• _Requirement_
Should an entry contain an image, leave the image out and repeat the entry's text exactly.

╭─ Material for this task

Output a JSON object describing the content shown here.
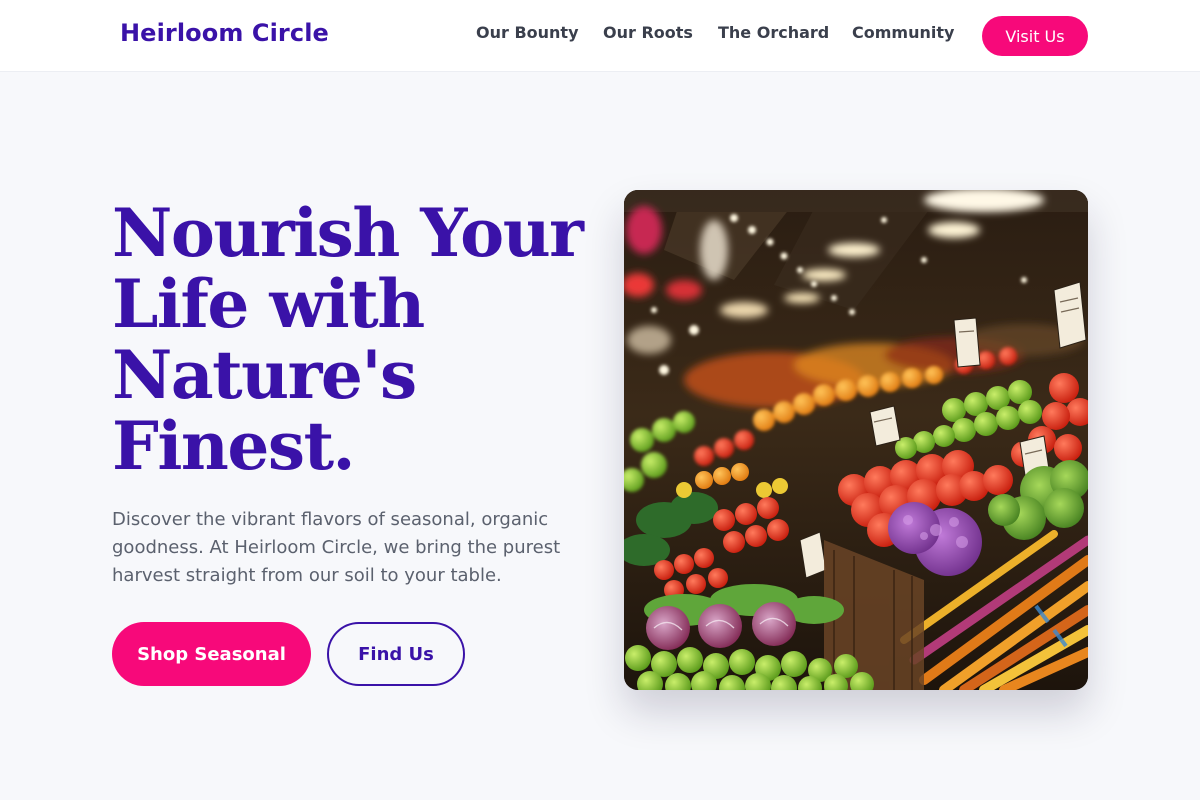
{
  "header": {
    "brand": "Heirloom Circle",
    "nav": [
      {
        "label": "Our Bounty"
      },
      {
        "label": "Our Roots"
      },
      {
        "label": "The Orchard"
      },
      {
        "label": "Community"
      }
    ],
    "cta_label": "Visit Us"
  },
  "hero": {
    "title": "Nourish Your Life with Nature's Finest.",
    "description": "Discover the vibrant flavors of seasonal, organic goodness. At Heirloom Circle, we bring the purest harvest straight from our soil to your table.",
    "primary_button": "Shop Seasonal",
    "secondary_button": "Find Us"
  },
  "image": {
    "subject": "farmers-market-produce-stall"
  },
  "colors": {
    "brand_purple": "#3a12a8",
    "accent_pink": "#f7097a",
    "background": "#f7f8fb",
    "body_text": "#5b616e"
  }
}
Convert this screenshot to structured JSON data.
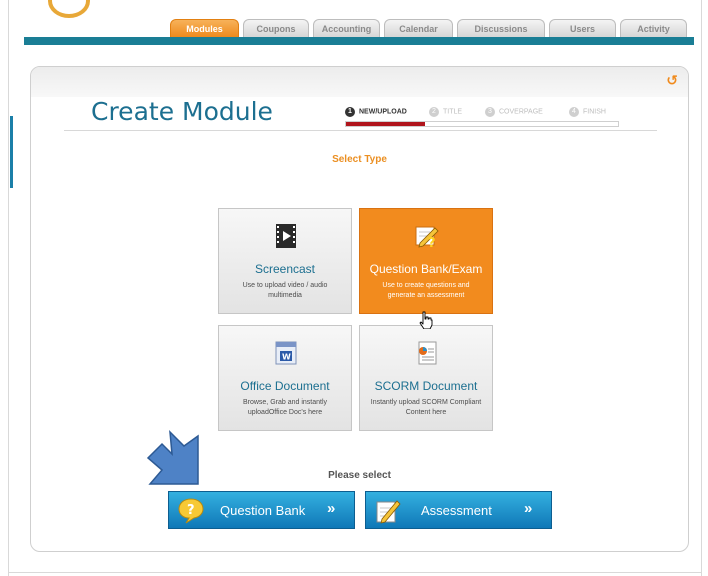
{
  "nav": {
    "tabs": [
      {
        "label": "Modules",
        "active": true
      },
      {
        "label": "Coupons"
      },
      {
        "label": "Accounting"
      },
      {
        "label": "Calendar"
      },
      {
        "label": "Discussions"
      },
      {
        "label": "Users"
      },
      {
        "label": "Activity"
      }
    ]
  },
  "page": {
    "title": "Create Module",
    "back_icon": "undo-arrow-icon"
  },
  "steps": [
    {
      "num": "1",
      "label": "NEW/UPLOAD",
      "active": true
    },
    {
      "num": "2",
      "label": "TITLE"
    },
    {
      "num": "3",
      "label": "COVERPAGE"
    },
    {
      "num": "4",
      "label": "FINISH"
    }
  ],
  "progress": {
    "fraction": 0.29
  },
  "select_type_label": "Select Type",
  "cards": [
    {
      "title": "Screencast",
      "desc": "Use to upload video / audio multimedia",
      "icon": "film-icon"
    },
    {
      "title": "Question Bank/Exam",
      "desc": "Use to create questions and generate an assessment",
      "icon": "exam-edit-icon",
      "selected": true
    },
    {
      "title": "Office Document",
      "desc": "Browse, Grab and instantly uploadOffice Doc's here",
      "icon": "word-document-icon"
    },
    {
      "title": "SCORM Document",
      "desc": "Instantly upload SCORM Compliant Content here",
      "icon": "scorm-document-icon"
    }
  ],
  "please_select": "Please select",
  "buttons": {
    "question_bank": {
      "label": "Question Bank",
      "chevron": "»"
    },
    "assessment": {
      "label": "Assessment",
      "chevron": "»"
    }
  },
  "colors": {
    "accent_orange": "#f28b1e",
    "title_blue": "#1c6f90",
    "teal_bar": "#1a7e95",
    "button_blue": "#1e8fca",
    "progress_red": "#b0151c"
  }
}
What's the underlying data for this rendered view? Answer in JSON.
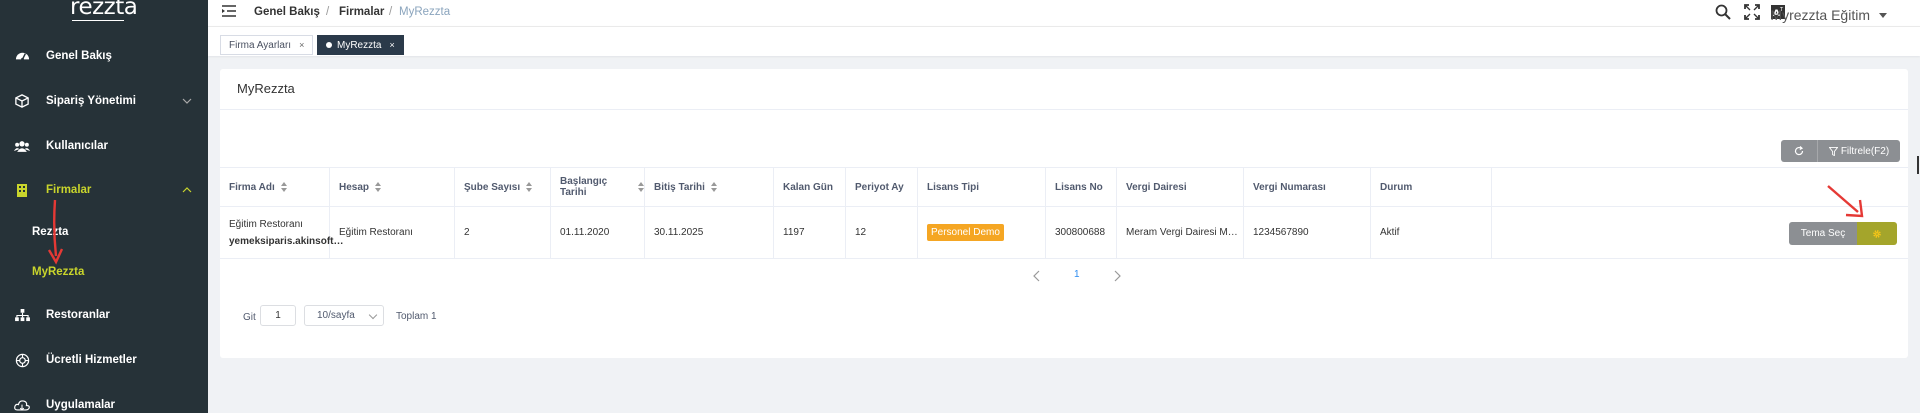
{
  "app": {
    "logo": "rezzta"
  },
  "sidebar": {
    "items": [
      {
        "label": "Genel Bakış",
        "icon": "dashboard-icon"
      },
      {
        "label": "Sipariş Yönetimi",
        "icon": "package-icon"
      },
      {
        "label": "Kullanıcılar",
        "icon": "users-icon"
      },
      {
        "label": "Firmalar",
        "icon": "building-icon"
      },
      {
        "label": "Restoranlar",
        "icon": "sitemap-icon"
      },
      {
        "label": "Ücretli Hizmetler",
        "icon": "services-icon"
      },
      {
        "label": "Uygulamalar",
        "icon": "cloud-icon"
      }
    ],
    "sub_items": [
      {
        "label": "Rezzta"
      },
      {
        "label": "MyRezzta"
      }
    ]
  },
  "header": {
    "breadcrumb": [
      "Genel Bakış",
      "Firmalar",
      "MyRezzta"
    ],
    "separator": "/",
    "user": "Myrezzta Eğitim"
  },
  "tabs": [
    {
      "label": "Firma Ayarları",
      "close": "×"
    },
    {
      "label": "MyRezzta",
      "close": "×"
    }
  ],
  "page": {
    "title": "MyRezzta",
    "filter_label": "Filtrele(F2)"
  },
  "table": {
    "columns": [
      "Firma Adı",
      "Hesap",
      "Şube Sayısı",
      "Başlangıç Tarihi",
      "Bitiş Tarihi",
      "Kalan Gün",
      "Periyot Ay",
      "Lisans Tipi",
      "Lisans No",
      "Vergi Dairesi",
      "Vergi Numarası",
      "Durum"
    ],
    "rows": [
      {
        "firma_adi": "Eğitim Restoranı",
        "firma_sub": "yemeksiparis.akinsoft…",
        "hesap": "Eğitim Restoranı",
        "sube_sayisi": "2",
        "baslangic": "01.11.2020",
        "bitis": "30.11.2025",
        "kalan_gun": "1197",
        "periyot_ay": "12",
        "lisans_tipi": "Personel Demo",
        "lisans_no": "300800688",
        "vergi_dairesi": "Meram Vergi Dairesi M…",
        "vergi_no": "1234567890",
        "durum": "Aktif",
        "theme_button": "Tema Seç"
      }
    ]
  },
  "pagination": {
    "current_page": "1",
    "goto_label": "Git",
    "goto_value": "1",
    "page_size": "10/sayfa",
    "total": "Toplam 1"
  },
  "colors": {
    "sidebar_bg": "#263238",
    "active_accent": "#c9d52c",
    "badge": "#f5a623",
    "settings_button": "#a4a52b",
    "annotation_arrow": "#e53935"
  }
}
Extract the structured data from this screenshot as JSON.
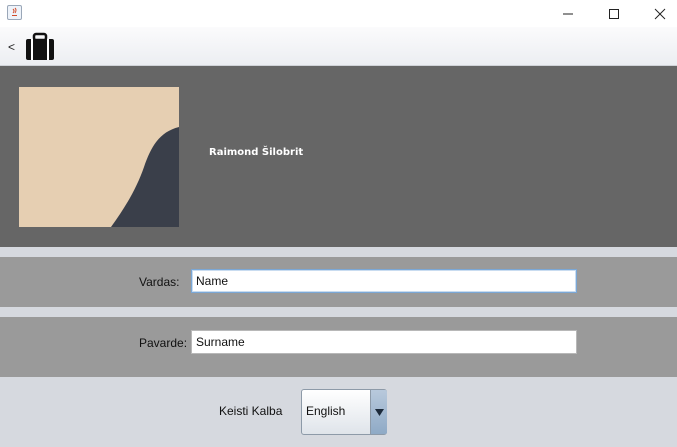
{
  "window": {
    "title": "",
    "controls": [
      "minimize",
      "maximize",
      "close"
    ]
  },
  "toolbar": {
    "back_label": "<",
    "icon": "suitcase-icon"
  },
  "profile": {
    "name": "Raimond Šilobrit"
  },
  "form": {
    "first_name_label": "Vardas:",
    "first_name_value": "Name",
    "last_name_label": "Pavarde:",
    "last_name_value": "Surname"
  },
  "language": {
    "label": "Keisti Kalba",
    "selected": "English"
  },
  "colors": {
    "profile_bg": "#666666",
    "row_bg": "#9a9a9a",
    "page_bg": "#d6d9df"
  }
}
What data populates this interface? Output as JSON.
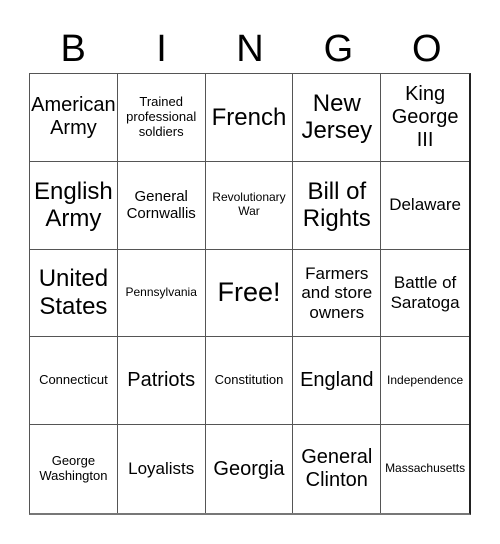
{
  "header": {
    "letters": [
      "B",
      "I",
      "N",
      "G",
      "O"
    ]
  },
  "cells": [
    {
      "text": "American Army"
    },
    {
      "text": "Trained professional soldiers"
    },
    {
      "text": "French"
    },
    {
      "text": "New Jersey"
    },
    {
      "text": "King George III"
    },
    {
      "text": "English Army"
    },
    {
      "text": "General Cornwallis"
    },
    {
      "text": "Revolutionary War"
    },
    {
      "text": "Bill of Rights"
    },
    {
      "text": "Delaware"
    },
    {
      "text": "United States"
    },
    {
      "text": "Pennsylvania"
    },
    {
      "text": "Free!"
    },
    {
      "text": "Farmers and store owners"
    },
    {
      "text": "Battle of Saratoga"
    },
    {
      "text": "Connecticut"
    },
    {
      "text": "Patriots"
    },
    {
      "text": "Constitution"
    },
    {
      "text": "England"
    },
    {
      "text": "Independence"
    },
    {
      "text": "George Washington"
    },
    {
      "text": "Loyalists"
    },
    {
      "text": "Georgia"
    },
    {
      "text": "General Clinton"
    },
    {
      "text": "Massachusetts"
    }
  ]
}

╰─

• _Expected output_
Output a JSON object describing the content shown here.
{
  "header": {
    "brand": "Heirloom Circle",
    "nav": [
      {
        "label": "Our Bounty"
      },
      {
        "label": "Our Roots"
      },
      {
        "label": "The Orchard"
      },
      {
        "label": "Community"
      }
    ],
    "cta_label": "Visit Us"
  },
  "hero": {
    "title": "Nourish Your Life with Nature's Finest.",
    "description": "Discover the vibrant flavors of seasonal, organic goodness. At Heirloom Circle, we bring the purest harvest straight from our soil to your table.",
    "primary_button": "Shop Seasonal",
    "secondary_button": "Find Us"
  },
  "image": {
    "subject": "farmers-market-produce-stall"
  },
  "colors": {
    "brand_purple": "#3a12a8",
    "accent_pink": "#f7097a",
    "background": "#f7f8fb",
    "body_text": "#5b616e"
  }
}
Convert this screenshot to structured JSON data.
{
  "nav": {
    "tabs": [
      {
        "label": "Modules",
        "active": true
      },
      {
        "label": "Coupons"
      },
      {
        "label": "Accounting"
      },
      {
        "label": "Calendar"
      },
      {
        "label": "Discussions"
      },
      {
        "label": "Users"
      },
      {
        "label": "Activity"
      }
    ]
  },
  "page": {
    "title": "Create Module",
    "back_icon": "undo-arrow-icon"
  },
  "steps": [
    {
      "num": "1",
      "label": "NEW/UPLOAD",
      "active": true
    },
    {
      "num": "2",
      "label": "TITLE"
    },
    {
      "num": "3",
      "label": "COVERPAGE"
    },
    {
      "num": "4",
      "label": "FINISH"
    }
  ],
  "progress": {
    "fraction": 0.29
  },
  "select_type_label": "Select Type",
  "cards": [
    {
      "title": "Screencast",
      "desc": "Use to upload video / audio multimedia",
      "icon": "film-icon"
    },
    {
      "title": "Question Bank/Exam",
      "desc": "Use to create questions and generate an assessment",
      "icon": "exam-edit-icon",
      "selected": true
    },
    {
      "title": "Office Document",
      "desc": "Browse, Grab and instantly uploadOffice Doc's here",
      "icon": "word-document-icon"
    },
    {
      "title": "SCORM Document",
      "desc": "Instantly upload SCORM Compliant Content here",
      "icon": "scorm-document-icon"
    }
  ],
  "please_select": "Please select",
  "buttons": {
    "question_bank": {
      "label": "Question Bank",
      "chevron": "»"
    },
    "assessment": {
      "label": "Assessment",
      "chevron": "»"
    }
  },
  "colors": {
    "accent_orange": "#f28b1e",
    "title_blue": "#1c6f90",
    "teal_bar": "#1a7e95",
    "button_blue": "#1e8fca",
    "progress_red": "#b0151c"
  }
}
What's the underlying data for this rendered view? Answer in JSON.
{
  "app": {
    "logo": "rezzta"
  },
  "sidebar": {
    "items": [
      {
        "label": "Genel Bakış",
        "icon": "dashboard-icon"
      },
      {
        "label": "Sipariş Yönetimi",
        "icon": "package-icon"
      },
      {
        "label": "Kullanıcılar",
        "icon": "users-icon"
      },
      {
        "label": "Firmalar",
        "icon": "building-icon"
      },
      {
        "label": "Restoranlar",
        "icon": "sitemap-icon"
      },
      {
        "label": "Ücretli Hizmetler",
        "icon": "services-icon"
      },
      {
        "label": "Uygulamalar",
        "icon": "cloud-icon"
      }
    ],
    "sub_items": [
      {
        "label": "Rezzta"
      },
      {
        "label": "MyRezzta"
      }
    ]
  },
  "header": {
    "breadcrumb": [
      "Genel Bakış",
      "Firmalar",
      "MyRezzta"
    ],
    "separator": "/",
    "user": "Myrezzta Eğitim"
  },
  "tabs": [
    {
      "label": "Firma Ayarları",
      "close": "×"
    },
    {
      "label": "MyRezzta",
      "close": "×"
    }
  ],
  "page": {
    "title": "MyRezzta",
    "filter_label": "Filtrele(F2)"
  },
  "table": {
    "columns": [
      "Firma Adı",
      "Hesap",
      "Şube Sayısı",
      "Başlangıç Tarihi",
      "Bitiş Tarihi",
      "Kalan Gün",
      "Periyot Ay",
      "Lisans Tipi",
      "Lisans No",
      "Vergi Dairesi",
      "Vergi Numarası",
      "Durum"
    ],
    "rows": [
      {
        "firma_adi": "Eğitim Restoranı",
        "firma_sub": "yemeksiparis.akinsoft…",
        "hesap": "Eğitim Restoranı",
        "sube_sayisi": "2",
        "baslangic": "01.11.2020",
        "bitis": "30.11.2025",
        "kalan_gun": "1197",
        "periyot_ay": "12",
        "lisans_tipi": "Personel Demo",
        "lisans_no": "300800688",
        "vergi_dairesi": "Meram Vergi Dairesi M…",
        "vergi_no": "1234567890",
        "durum": "Aktif",
        "theme_button": "Tema Seç"
      }
    ]
  },
  "pagination": {
    "current_page": "1",
    "goto_label": "Git",
    "goto_value": "1",
    "page_size": "10/sayfa",
    "total": "Toplam 1"
  },
  "colors": {
    "sidebar_bg": "#263238",
    "active_accent": "#c9d52c",
    "badge": "#f5a623",
    "settings_button": "#a4a52b",
    "annotation_arrow": "#e53935"
  }
}
Extract the structured data from this screenshot as JSON.
{
  "window": {
    "title": "",
    "controls": [
      "minimize",
      "maximize",
      "close"
    ]
  },
  "toolbar": {
    "back_label": "<",
    "icon": "suitcase-icon"
  },
  "profile": {
    "name": "Raimond Šilobrit"
  },
  "form": {
    "first_name_label": "Vardas:",
    "first_name_value": "Name",
    "last_name_label": "Pavarde:",
    "last_name_value": "Surname"
  },
  "language": {
    "label": "Keisti Kalba",
    "selected": "English"
  },
  "colors": {
    "profile_bg": "#666666",
    "row_bg": "#9a9a9a",
    "page_bg": "#d6d9df"
  }
}
What data populates this interface? Output as JSON.
{
  "header": {
    "letters": [
      "B",
      "I",
      "N",
      "G",
      "O"
    ]
  },
  "cells": [
    {
      "text": "American Army"
    },
    {
      "text": "Trained professional soldiers"
    },
    {
      "text": "French"
    },
    {
      "text": "New Jersey"
    },
    {
      "text": "King George III"
    },
    {
      "text": "English Army"
    },
    {
      "text": "General Cornwallis"
    },
    {
      "text": "Revolutionary War"
    },
    {
      "text": "Bill of Rights"
    },
    {
      "text": "Delaware"
    },
    {
      "text": "United States"
    },
    {
      "text": "Pennsylvania"
    },
    {
      "text": "Free!"
    },
    {
      "text": "Farmers and store owners"
    },
    {
      "text": "Battle of Saratoga"
    },
    {
      "text": "Connecticut"
    },
    {
      "text": "Patriots"
    },
    {
      "text": "Constitution"
    },
    {
      "text": "England"
    },
    {
      "text": "Independence"
    },
    {
      "text": "George Washington"
    },
    {
      "text": "Loyalists"
    },
    {
      "text": "Georgia"
    },
    {
      "text": "General Clinton"
    },
    {
      "text": "Massachusetts"
    }
  ]
}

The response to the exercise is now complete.